In Local Histories, the contributors seek to challenge the widely held belief that the origin of American composition as a distinguishable discipline can be traced to a small number of elite colleges such as Harvard, Yale, and Michigan in the mid- to late nineteenth century. Through extensive archival research at liberal arts colleges, normal schools, historically black colleges, and junior colleges, the contributors ascertain that many of these practices were actually in use prior to this time and were not the sole province of elite universities. Though not discounting the elites' influence, the findings conclude that composition developed in many locales concurrently. Individual chapters reflect on student responses to curricula, the influence of particular instructors or pedagogies in the context of compositional history, and the difficulties inherent in archival research. What emerges is an original and significant study of the developmental diversity within the discipline of composition that opens the door to further examination of local histories as guideposts to the origins of composition studies.
This valuable collection challenges prior understandings of the history of composition studies as a history of elite institutions only. At a time of increasing pressures to homogenize the standards and outcomes of what continues to be called 'higher education,' Local Histories usefully reminds us to be wary of any particular institution's claims to uniqueness, representativeness, and exemplarity, offering instead a 'complicated and discontinuous array of alternative histories.'
Represents the best that we know about constructing our histories and refiguring our archive. I heartily applaud the writers and editors, and their work.
A stunning achievement—and long overdue. This book does more to dislodge that narrative form from our disciplinary self-consciousness than any other project of its kind.
Patricia Donahue is professor of English and director of the college writing program at Lafayette College.
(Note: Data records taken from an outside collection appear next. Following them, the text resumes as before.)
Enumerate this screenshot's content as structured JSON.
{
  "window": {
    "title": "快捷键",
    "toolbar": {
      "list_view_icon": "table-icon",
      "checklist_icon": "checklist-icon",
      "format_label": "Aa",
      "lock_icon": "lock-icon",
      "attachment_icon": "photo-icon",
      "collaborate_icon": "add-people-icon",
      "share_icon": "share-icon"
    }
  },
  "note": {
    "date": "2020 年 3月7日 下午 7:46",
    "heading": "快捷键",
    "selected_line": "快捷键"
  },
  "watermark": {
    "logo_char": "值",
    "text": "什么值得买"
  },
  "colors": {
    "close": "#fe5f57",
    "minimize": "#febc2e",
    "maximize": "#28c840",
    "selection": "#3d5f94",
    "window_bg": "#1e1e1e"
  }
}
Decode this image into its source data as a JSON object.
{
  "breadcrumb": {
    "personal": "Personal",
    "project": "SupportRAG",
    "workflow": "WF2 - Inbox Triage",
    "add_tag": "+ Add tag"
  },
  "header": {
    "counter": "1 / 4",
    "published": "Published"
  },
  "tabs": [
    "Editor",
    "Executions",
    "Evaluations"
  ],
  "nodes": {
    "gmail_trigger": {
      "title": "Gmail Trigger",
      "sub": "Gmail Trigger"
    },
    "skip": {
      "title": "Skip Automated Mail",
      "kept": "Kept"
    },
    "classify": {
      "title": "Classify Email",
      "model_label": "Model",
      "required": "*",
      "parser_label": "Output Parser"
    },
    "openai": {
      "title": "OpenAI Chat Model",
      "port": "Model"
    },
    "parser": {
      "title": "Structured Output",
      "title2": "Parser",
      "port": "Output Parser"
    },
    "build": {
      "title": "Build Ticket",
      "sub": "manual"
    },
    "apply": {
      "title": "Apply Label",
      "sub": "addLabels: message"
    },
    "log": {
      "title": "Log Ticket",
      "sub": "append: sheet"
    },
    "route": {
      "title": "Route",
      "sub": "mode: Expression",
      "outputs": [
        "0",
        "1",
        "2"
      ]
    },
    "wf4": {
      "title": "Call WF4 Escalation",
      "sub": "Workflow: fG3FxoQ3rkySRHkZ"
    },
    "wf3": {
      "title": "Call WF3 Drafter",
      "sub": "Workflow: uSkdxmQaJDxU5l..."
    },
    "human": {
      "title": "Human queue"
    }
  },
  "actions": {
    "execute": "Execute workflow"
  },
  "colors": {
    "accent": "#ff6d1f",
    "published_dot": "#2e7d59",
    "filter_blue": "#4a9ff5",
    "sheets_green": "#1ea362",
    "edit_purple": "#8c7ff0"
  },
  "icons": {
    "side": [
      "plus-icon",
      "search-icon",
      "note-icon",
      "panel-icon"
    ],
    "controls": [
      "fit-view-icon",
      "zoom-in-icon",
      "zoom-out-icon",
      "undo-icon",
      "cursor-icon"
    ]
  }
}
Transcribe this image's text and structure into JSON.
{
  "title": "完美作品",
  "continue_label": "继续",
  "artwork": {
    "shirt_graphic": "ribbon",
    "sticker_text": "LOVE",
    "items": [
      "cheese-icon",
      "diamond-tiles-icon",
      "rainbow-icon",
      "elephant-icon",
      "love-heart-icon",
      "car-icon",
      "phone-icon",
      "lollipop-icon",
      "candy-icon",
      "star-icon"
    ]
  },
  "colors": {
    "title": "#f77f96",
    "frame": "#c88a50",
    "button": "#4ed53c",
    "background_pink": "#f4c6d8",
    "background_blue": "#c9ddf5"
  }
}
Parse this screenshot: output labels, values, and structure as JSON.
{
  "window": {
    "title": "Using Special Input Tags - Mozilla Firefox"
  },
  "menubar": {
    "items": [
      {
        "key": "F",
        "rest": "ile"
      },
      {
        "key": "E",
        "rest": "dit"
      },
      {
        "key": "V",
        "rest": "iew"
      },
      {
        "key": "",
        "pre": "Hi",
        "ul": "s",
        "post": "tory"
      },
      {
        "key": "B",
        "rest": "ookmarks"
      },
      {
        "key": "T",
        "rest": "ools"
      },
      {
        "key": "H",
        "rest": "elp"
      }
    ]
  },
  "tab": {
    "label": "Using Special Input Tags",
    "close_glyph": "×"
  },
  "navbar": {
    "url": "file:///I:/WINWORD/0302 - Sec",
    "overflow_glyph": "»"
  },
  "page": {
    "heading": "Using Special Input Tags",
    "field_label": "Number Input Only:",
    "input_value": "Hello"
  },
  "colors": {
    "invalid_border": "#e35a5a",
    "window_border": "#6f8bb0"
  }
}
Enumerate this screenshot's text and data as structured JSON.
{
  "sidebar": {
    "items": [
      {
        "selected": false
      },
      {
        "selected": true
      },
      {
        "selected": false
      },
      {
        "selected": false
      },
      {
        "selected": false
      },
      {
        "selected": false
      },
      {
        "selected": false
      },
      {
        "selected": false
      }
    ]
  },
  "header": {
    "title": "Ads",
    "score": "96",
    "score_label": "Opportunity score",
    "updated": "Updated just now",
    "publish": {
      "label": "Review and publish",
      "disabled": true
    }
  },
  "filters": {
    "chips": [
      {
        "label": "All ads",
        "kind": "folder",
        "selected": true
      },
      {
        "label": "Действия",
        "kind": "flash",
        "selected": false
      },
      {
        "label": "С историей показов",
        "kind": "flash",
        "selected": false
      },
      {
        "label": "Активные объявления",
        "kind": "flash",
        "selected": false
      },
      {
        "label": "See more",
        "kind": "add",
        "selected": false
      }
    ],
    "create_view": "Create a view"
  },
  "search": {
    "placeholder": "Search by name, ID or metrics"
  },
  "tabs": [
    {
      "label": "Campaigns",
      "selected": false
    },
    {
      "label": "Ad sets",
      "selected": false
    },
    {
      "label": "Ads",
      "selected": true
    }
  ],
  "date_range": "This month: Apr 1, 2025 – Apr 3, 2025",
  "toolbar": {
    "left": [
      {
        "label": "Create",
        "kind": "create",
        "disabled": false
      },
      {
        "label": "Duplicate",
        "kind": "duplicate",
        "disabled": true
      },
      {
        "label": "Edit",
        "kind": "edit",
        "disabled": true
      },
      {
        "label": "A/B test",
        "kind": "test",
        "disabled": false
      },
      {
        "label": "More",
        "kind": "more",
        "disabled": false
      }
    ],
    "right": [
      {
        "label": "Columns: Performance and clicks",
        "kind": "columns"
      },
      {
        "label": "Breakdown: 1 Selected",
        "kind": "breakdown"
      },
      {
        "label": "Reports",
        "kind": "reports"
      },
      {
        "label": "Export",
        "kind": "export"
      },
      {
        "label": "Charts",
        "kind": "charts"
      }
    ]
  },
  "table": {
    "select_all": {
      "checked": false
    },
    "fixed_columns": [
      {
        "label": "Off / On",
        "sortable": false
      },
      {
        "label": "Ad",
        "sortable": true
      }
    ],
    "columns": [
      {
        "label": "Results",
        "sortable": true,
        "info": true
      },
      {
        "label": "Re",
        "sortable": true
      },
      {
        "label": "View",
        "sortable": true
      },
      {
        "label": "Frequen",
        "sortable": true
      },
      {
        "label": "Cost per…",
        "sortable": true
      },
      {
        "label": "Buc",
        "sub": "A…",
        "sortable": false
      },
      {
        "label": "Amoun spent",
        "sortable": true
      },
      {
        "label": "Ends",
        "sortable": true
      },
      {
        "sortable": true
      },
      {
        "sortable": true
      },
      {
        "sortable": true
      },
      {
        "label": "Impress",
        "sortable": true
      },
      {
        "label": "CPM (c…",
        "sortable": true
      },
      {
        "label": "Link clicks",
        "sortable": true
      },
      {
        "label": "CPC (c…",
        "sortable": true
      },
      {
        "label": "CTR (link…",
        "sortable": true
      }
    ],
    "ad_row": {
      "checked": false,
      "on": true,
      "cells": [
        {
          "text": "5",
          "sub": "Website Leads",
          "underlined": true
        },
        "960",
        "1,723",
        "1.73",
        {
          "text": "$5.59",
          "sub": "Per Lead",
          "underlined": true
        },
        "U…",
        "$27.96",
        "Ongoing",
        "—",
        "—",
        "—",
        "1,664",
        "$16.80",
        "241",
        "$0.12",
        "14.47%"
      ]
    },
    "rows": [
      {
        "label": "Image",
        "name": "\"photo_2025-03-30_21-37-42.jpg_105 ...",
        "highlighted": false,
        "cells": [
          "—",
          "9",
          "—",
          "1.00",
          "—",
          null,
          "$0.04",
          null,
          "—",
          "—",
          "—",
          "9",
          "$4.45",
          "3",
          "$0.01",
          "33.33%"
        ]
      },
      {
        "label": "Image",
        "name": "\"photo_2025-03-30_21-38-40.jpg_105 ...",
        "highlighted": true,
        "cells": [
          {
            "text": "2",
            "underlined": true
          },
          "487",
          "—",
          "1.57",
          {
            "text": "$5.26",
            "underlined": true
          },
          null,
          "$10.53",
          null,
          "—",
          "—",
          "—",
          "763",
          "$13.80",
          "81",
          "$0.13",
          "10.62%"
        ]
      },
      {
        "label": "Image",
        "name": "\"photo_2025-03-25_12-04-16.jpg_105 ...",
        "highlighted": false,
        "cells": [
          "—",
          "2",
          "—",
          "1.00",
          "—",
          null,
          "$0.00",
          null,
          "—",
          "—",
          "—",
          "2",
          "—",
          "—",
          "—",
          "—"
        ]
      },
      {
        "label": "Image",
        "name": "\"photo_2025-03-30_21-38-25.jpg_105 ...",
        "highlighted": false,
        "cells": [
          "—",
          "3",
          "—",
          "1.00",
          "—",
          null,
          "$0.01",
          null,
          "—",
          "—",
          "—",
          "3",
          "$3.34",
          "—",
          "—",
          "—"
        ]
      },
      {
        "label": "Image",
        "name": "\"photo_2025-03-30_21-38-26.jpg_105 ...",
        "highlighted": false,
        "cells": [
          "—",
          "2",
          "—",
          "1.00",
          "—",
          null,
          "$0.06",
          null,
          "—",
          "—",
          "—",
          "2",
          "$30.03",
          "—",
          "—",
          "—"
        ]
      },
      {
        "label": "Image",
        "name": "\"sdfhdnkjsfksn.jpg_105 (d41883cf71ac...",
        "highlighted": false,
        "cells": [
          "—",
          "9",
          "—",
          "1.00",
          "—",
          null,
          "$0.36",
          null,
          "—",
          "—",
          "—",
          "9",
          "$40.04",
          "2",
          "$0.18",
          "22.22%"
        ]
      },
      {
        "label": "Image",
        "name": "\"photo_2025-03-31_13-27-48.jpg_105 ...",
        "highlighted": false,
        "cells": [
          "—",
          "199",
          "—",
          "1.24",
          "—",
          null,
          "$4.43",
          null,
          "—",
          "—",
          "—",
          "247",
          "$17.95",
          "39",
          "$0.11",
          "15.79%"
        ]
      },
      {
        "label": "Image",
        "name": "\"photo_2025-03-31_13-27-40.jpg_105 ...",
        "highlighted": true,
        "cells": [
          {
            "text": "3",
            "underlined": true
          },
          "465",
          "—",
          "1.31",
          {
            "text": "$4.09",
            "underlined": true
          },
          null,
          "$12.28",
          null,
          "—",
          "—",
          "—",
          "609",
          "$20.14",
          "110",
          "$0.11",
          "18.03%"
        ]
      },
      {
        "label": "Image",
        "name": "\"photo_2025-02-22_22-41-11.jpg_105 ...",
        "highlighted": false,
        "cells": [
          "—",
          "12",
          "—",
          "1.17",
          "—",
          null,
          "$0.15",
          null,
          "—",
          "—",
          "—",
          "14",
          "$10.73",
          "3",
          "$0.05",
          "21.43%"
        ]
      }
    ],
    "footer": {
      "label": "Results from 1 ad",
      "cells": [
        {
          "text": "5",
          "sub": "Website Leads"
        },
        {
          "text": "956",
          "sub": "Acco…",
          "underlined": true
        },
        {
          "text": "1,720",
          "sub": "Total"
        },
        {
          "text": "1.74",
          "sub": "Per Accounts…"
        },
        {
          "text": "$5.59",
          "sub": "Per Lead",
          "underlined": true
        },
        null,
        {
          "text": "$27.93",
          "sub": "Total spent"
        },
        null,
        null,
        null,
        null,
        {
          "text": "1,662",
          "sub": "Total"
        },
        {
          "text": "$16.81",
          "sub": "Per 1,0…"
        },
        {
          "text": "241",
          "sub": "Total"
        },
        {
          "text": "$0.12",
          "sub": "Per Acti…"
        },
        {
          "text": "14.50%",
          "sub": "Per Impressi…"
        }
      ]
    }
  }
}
She is coauthor of The Elements (and Pleasures) of Difficulty and coeditor of Reclaiming Pedagogy: The Rhetoric of the Classroom.